Congressional Democrats have called hearings to investigate accusations the “cost cutting” measures are election interference

Following nationwide backlash sparked by fears of election interference, the USPS Postmaster General Louis DeJoy announced Tuesday that proposed and ongoing cost-cutting measures will be put on hold until after the November election “to avoid even the appearance of any impact on election mail.”

“There are some longstanding operational initiatives — efforts that predate my arrival at the Postal Service — that have been raised as areas of concern as the nation prepares to hold an election in the midst of a devastating pandemic. To avoid even the appearance of any impact on election mail, I am suspending these initiatives until after the election is concluded,” DeJoy, a Trump campaign superdonor who was appointed to the position in May, said in a statement.

Some of the initiatives — which include ending overtime pay for mail carriers, reducing post office retail hours and removing postal boxes — have already begun in locations around the country, leading to concern that the upcoming election may be compromised as more voters utilize mail-in voting due to the pandemic. Donald Trump has also come under fire for admitting that he is blocking additional funding for the postal service specifically to make it harder to vote. It’s not immediately clear whether DeJoy’s announced suspensions will reverse course on the initiatives that have already rolled out.

In his statement, DeJoy said he wanted to “assure all Americans” that Post Office retail hours wouldn’t change, mail processing equipment and the blue postal boxes would not be removed, overtime would be approved “as needed” and that none of the USPS’ mail processing facilities would be shut down.

“The United States Postal Service will play a critical role this year in delivering election mail for millions of voters across the country. There has been a lot of discussion recently about whether the Postal Service is ready, willing and able to meet this challenge,” DeJoy said. “The Postal Service is ready today to handle whatever volume of election mail it receives this fall. Even with the challenges of keeping our employees and customers safe and healthy as they operate amid a pandemic, we will deliver the nation’s election mail on time and within our well-established service standards.”

DeJoy is also expected to testify in the Senate on Friday and before a House committee next Monday during emergency hearings Democrats have scheduled to investigate accusations that service cuts are intended to interfere with the upcoming election.
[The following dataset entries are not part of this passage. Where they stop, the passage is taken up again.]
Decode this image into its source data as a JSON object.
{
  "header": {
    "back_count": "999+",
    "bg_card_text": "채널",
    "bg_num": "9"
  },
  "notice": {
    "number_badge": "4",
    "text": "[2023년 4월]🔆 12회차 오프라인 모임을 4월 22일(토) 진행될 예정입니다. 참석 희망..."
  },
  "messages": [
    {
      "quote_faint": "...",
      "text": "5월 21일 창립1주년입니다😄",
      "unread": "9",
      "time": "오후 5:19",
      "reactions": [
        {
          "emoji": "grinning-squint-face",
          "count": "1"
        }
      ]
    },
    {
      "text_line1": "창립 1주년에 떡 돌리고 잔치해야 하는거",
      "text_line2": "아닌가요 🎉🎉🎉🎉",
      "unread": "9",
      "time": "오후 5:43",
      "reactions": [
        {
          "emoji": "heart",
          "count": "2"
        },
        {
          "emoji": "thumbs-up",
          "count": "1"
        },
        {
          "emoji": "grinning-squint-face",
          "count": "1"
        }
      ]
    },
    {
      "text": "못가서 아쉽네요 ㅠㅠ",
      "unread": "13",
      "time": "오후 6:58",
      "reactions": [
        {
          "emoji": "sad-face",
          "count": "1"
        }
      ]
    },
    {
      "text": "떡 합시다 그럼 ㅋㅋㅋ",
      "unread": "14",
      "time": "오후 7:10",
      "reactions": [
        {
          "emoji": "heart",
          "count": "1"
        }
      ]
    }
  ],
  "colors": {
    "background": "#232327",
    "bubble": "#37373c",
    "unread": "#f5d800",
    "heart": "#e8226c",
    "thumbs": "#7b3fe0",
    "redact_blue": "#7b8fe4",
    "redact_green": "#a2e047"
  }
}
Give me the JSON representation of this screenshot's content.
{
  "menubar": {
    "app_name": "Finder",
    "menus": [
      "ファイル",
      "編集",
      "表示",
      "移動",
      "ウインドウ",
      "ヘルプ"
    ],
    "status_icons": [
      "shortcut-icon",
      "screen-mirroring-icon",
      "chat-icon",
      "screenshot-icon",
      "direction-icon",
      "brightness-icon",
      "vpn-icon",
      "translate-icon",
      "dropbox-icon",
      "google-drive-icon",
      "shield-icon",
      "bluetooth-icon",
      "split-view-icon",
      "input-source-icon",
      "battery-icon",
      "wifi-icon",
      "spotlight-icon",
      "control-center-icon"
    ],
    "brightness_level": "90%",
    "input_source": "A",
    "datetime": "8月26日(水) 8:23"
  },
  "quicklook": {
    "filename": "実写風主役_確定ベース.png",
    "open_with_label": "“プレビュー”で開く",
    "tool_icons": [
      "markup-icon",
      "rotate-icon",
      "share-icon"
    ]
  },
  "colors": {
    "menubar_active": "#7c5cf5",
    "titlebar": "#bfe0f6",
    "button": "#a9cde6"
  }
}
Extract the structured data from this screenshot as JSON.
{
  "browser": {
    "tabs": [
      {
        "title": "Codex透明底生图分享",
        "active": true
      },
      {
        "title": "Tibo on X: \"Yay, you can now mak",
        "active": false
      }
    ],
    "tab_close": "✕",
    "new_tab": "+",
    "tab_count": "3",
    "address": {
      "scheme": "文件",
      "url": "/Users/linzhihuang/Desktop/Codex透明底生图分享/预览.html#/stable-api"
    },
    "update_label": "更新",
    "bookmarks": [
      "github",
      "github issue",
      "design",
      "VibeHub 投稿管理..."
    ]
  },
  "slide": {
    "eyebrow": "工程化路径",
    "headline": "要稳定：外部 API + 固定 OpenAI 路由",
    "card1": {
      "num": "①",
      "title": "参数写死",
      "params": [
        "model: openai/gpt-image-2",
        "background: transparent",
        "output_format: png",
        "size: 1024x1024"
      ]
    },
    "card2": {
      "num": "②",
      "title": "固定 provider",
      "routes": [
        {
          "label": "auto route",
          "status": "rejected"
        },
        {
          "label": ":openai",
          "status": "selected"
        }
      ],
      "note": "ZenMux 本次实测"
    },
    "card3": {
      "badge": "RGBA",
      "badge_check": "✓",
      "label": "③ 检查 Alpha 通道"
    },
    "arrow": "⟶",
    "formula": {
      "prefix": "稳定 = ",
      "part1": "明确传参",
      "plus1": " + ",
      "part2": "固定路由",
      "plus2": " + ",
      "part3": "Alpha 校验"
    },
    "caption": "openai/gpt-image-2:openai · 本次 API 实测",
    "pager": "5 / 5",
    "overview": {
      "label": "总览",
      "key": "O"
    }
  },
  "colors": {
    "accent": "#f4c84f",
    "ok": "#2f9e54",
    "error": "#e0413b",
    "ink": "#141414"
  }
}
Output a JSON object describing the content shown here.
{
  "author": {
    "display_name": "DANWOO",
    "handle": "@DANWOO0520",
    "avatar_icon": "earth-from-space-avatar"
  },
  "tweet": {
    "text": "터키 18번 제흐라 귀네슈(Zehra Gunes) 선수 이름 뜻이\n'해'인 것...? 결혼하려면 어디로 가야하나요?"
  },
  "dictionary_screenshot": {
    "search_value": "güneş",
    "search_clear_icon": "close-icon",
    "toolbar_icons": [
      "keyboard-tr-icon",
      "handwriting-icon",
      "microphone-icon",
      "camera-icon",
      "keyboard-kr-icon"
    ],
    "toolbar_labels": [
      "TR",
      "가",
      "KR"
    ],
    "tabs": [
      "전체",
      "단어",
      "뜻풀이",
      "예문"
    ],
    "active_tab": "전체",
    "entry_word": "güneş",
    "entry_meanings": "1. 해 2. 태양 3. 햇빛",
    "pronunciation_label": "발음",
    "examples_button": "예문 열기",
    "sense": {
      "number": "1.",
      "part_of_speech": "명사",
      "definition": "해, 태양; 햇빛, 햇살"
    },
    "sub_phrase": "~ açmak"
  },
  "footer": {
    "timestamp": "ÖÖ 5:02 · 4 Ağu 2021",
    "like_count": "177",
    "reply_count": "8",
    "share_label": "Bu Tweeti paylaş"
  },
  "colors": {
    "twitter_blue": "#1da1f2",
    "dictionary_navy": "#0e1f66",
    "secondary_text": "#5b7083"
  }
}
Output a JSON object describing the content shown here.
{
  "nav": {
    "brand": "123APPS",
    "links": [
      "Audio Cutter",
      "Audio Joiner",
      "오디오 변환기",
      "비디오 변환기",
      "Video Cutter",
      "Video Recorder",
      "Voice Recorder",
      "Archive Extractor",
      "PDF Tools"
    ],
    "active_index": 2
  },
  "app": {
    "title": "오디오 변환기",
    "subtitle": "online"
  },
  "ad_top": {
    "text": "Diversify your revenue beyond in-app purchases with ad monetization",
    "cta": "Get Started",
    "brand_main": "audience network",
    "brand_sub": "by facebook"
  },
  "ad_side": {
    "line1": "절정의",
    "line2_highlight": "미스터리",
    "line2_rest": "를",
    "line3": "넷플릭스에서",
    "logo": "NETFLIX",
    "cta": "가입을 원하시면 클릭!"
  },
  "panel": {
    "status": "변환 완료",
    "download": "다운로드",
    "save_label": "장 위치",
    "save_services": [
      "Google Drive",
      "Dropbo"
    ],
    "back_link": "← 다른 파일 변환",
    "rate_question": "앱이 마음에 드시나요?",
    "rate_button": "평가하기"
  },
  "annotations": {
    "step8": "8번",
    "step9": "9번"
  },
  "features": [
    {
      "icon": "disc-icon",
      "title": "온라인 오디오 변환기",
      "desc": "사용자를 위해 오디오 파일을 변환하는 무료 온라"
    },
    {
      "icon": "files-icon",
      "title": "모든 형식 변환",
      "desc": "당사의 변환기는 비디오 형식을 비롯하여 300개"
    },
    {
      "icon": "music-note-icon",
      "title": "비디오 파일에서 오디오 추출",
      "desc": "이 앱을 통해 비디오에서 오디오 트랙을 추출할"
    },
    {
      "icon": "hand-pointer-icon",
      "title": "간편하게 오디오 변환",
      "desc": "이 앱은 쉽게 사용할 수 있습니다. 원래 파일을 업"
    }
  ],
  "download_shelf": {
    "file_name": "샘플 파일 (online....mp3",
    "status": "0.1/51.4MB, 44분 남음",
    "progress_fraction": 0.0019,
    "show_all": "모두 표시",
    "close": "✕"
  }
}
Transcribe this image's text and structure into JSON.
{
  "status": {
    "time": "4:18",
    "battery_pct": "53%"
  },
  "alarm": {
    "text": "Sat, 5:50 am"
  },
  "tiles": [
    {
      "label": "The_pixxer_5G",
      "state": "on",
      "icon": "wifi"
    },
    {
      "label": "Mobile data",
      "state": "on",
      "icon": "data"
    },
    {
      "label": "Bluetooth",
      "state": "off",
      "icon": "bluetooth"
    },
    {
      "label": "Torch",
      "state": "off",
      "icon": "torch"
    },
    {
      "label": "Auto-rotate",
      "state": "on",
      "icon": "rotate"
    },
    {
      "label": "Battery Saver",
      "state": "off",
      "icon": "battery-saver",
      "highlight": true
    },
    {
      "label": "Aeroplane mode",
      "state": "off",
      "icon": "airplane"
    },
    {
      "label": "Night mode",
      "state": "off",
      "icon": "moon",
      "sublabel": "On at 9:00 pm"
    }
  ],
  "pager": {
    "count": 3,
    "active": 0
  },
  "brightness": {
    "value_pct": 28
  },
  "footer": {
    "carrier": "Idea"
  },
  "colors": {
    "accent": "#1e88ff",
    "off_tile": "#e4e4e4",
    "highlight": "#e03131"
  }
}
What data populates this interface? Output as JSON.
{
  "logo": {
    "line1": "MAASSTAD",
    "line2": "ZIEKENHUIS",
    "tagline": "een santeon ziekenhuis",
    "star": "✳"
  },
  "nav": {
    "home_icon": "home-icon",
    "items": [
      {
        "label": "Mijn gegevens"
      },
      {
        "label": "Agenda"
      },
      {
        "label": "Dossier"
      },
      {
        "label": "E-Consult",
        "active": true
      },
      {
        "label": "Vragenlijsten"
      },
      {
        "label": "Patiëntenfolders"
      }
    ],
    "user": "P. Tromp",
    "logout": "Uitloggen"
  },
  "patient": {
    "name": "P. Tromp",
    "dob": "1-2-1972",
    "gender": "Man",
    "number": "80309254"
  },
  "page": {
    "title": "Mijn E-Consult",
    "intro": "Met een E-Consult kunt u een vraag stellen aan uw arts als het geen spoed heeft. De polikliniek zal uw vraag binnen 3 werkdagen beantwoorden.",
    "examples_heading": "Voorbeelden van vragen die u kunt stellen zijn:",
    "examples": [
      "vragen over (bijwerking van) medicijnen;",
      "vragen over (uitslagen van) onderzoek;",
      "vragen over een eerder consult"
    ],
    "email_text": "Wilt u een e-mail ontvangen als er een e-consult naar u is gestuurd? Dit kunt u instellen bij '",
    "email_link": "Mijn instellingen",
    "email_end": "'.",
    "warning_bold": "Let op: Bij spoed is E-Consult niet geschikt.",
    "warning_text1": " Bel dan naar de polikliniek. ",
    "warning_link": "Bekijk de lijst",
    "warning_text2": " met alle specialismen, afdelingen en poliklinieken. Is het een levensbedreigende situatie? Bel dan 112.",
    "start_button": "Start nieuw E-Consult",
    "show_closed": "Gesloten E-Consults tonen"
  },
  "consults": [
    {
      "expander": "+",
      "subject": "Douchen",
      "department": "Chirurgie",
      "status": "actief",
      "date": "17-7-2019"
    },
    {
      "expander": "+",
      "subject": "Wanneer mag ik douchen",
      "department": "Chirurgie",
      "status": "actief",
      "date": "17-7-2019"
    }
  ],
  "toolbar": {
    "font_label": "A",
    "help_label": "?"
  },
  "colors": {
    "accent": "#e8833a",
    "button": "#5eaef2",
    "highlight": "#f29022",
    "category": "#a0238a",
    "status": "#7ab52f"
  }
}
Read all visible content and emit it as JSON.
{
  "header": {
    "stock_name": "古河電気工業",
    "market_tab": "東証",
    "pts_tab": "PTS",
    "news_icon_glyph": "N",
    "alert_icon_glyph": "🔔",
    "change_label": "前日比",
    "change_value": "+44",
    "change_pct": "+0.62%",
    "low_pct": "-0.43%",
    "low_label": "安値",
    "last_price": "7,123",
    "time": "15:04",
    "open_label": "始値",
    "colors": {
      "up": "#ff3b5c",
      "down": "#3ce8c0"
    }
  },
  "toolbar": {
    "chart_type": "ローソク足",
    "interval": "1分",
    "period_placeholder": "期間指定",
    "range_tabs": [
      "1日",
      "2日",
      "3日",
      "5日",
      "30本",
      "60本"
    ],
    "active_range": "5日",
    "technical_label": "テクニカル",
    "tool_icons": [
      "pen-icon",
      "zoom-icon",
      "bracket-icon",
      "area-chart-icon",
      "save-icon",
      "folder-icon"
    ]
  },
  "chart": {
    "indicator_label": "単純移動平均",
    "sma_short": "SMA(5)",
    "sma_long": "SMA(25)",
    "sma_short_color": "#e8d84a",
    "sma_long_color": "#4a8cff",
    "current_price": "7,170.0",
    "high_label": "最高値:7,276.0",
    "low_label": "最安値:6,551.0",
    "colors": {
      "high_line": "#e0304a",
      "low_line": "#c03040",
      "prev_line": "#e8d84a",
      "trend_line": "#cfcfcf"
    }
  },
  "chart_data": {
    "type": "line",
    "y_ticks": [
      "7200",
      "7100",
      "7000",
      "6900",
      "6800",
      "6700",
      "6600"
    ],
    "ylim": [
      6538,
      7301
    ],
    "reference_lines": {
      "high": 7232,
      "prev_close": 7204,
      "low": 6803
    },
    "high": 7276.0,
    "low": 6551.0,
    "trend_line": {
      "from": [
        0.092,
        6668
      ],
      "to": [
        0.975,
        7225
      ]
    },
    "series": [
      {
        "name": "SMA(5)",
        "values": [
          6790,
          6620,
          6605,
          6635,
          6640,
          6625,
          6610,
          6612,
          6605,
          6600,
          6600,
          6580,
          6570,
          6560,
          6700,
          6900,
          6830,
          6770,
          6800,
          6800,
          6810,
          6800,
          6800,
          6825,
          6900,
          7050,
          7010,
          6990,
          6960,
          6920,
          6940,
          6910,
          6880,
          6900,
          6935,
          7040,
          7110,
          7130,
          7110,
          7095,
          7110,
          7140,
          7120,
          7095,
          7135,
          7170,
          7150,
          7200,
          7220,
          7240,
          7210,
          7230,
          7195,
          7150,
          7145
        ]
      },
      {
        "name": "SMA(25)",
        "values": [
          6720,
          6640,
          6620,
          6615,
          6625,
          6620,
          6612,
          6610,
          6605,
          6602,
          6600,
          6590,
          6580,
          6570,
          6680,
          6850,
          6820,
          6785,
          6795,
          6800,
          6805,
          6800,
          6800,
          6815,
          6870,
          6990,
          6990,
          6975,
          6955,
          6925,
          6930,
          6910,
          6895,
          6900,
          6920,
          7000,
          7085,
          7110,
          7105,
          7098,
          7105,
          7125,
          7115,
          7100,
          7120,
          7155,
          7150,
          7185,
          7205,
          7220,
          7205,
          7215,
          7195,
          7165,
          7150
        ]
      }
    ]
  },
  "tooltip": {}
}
Among the cuts are the removal of standalone mail boxes and mail sorting machines, which have already caused delays to mail deliveries, according to USPS workers.